At last the boy’s part of this project has been completed. I have insisted that I will only pay them for the trailer once their paperwork is submitted… this blog being their final requirement. To say I am super proud of them is an understatement. This is their words.
It’s time to get paid! After a long pause on the project due to school assignments and assessments, we have finally got around to finishing the trailer! Despite the fear of been charged rent by Dad, we didn’t do much work on the trailer. Well that is not entirely true, we finished riveting on the sides and then re-painted every surface in sight.
Five weeks after the end of the holidays, losing a significant portion of our potential earnings to Dad’s rent, we got around to the wiring. On one wet weekend, we put the wiring through the underside of the trailer, connected up the brakes, side lights, rear lights and number plate light to the plug. Which in turn meant that we could now connect the trailer to the car.
We were all very excited. Dad drove the car into the shed and plugged in the trailer. Voila! The side lights and tail lights instantly came on, when Dad turned on the headlights! Dad put the blinkers on, and one after another they worked. The last thing we needed to do was check that the brakes worked. Since they are electric, to check if they work, you put your ear close to the wheel and as someone steps on the brake pedal, you should hear the magnet ‘clang’ onto the brakes. The little Helper and I sat down and listened carefully as Dad stomped on the brakes… and nothing. Not one sound.

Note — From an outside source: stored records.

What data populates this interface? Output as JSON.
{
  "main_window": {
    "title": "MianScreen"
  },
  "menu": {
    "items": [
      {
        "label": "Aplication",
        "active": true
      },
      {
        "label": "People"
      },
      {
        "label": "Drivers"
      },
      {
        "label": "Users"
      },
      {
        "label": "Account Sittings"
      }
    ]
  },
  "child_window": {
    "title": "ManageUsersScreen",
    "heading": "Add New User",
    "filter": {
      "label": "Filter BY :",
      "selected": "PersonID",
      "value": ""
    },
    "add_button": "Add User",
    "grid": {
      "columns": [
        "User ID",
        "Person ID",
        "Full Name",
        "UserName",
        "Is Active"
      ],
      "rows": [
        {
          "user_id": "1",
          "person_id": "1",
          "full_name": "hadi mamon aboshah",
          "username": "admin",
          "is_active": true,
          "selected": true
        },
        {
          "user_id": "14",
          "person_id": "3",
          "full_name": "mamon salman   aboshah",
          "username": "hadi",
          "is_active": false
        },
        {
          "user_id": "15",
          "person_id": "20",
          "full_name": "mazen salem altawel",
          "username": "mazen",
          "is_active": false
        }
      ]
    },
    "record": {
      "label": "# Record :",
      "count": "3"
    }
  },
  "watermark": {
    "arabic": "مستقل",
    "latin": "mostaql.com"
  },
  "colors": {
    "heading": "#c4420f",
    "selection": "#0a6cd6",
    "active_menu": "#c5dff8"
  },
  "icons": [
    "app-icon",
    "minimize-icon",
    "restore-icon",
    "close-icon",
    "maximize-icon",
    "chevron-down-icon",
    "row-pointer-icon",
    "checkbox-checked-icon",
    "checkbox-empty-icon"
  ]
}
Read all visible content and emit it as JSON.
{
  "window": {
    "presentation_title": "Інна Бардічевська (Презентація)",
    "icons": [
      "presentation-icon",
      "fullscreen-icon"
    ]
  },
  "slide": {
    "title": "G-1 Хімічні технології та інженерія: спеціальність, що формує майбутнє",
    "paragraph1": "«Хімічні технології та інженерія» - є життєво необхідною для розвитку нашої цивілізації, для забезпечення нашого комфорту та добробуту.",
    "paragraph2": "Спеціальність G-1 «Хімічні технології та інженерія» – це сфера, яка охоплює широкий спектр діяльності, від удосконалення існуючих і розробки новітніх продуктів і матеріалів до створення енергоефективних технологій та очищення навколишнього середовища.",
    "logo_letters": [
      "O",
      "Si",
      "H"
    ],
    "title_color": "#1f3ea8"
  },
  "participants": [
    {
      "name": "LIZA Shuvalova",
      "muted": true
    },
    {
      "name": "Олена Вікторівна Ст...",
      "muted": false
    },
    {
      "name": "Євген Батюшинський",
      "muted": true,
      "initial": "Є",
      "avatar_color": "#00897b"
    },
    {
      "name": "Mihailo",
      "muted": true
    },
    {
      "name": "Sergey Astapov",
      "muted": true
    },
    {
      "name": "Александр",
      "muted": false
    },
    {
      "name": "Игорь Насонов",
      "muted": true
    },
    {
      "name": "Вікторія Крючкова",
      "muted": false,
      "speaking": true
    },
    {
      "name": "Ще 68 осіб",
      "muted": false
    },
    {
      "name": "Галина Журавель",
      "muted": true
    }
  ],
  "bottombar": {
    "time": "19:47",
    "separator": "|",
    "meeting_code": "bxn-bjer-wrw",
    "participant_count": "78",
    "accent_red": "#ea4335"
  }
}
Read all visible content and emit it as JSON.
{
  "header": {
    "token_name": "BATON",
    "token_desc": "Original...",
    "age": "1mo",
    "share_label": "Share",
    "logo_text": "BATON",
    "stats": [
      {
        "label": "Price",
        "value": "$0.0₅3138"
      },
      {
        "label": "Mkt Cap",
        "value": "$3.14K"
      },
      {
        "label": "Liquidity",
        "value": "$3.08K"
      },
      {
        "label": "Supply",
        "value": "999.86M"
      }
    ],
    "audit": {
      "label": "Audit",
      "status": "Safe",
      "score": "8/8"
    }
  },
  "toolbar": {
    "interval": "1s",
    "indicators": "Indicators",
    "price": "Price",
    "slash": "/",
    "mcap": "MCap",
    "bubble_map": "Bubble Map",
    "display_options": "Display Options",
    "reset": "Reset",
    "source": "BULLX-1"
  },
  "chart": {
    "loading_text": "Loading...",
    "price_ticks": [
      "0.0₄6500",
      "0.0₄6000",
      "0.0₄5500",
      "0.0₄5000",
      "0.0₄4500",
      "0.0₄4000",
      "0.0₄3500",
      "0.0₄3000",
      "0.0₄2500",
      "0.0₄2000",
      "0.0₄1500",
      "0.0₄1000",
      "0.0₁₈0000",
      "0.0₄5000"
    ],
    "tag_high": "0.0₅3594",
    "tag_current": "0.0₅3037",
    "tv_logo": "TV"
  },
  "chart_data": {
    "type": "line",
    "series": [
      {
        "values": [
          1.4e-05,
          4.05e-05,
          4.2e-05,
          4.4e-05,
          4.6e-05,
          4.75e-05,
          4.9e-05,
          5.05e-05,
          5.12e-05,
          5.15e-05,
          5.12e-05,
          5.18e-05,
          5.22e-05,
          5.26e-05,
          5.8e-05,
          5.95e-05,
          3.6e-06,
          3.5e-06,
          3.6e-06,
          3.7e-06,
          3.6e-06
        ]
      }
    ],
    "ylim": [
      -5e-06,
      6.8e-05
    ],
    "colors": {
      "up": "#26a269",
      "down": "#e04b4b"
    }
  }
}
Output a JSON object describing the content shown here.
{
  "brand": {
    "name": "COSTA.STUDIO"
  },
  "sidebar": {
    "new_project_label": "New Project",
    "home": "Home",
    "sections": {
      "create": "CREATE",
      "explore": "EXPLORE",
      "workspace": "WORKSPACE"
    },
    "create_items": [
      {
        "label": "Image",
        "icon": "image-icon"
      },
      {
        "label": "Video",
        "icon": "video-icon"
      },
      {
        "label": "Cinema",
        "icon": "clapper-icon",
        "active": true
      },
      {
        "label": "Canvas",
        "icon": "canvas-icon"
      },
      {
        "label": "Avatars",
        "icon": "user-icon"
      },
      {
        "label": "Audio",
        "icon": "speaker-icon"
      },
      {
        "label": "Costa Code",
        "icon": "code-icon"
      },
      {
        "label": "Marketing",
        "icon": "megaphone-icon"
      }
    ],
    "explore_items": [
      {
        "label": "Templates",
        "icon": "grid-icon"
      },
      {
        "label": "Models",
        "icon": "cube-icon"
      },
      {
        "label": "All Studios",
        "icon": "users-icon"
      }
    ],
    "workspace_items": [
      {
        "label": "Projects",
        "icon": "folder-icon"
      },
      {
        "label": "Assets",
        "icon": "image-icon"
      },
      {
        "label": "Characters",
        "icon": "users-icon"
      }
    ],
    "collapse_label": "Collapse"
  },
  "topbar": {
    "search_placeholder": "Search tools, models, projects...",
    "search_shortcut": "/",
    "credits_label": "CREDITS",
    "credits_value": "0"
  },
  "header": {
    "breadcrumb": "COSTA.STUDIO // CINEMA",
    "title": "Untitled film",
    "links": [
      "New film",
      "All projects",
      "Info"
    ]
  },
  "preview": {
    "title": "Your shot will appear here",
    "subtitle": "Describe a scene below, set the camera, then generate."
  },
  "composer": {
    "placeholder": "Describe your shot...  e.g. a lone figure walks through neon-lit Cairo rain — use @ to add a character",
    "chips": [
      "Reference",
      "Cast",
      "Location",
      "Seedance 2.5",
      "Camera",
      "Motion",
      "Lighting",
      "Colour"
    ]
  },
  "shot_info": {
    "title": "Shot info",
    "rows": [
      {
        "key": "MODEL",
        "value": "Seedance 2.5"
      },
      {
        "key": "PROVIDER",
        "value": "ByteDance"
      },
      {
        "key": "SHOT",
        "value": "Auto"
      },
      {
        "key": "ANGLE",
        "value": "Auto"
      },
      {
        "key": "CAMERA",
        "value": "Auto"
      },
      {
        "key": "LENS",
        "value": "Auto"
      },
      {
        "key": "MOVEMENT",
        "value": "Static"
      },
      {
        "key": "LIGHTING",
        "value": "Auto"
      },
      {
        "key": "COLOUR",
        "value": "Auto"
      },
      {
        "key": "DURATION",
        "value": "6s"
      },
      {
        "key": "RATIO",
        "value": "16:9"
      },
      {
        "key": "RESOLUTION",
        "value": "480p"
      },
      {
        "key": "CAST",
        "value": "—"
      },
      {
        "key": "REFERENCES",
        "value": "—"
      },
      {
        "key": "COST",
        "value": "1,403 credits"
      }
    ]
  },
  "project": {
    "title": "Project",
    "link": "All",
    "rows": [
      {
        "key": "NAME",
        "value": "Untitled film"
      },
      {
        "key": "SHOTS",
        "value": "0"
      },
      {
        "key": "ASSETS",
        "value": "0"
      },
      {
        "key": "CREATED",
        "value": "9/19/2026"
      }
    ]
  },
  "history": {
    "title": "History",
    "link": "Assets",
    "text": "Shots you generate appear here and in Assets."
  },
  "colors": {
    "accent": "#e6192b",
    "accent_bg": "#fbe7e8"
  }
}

What was going on? We were pretty certain that we had wired them correctly, and we could not think of anything else. My brother and I stood there out of ideas staring numbly at what was turning out to be a disaster. Then Dad sheepishly called out for us to listen again. Humouring Dad, we did as he said. “Clunk”. What was that ….. the brake magnet? Surely not? As it turns out, the brakes had worked all along, but SOMEBODY had disconnected the electric brake controller in the car.
With the wiring in order, it was time to start on the floor. The floor was relatively straight forward. All we had to do was cut the timber boards to size and then use clamps to push them hard up against the edge. We pre-drilled holes in the timber for the self tapping bugle head screws. We used Dad’s impact driver to drill the screws into the steel chassis. Then we removed the clamps, got the next piece of timber and repeated. Simple.
Once the floor was in place, Dad was eager to test out the capabilities of the trailer. He took the opportunity to fill the trailer with tonnes of lovely firewood… twice.
The trailer turned out to be a big success, but there were still two problems. The first problem was getting the trailer registered. Since this is the first time that we are registering this trailer, it needs a blue slip. Normally this is a simple process but as this is an old trailer manufactured before 1989 we have no paperwork for it. We could not find a chassis number anywhere, so it needs the RTA to issue a VIN. We are not sure whether the RTA will agree to issue us a chassis number at all!
The second problem was with the front wheels of the trailer. They wobble. This is a very big issue as it means that the bearings overheat. If you want to know why Dad is so sensitive to bearings overheating, take a look at this blog post from our 2014 trip around the country. After taking the wheels off multiple times, we have concluded that the problem may be with the backing plates for the brake hubs. The trailer’s original backing plates did not fit our new electric brake ones so we had to replace them. We might not have got the new plates on square, which would explain the wobble… Or it could just be down to the very cheap brakes that we bought. (The brake pads are already showing signs of wear that should not be on brakes that are only hours old.)
Despite the wobble, Dad and I took the trailer to our local weighbridge. If you are registering a trailer for the first time, it is mandatory that you have a weighbridge certificate. The weighing was a success with the total weight of the trailer coming out at 460kg.
With the weighbridge certificate in hand, we then drove to a Mechanic who will see if he can sort out the issue with the front axle, and issue a Blue Slip, ultimately allowing us to register the trailer. Currently, the only thing standing between us and getting paid is this blog. So with the completion of this sentence, I might just be able to get enough money to buy myself a new mountain bike 😊.
I am extremely proud of their efforts and the skills they have learnt or being exposed to during this little project. If nothing else, it has taught them that these things often take longer than you think. Regardless of the RTA’s decision, I am sure this trailer will be an extremely useful addition to the Rock Farm!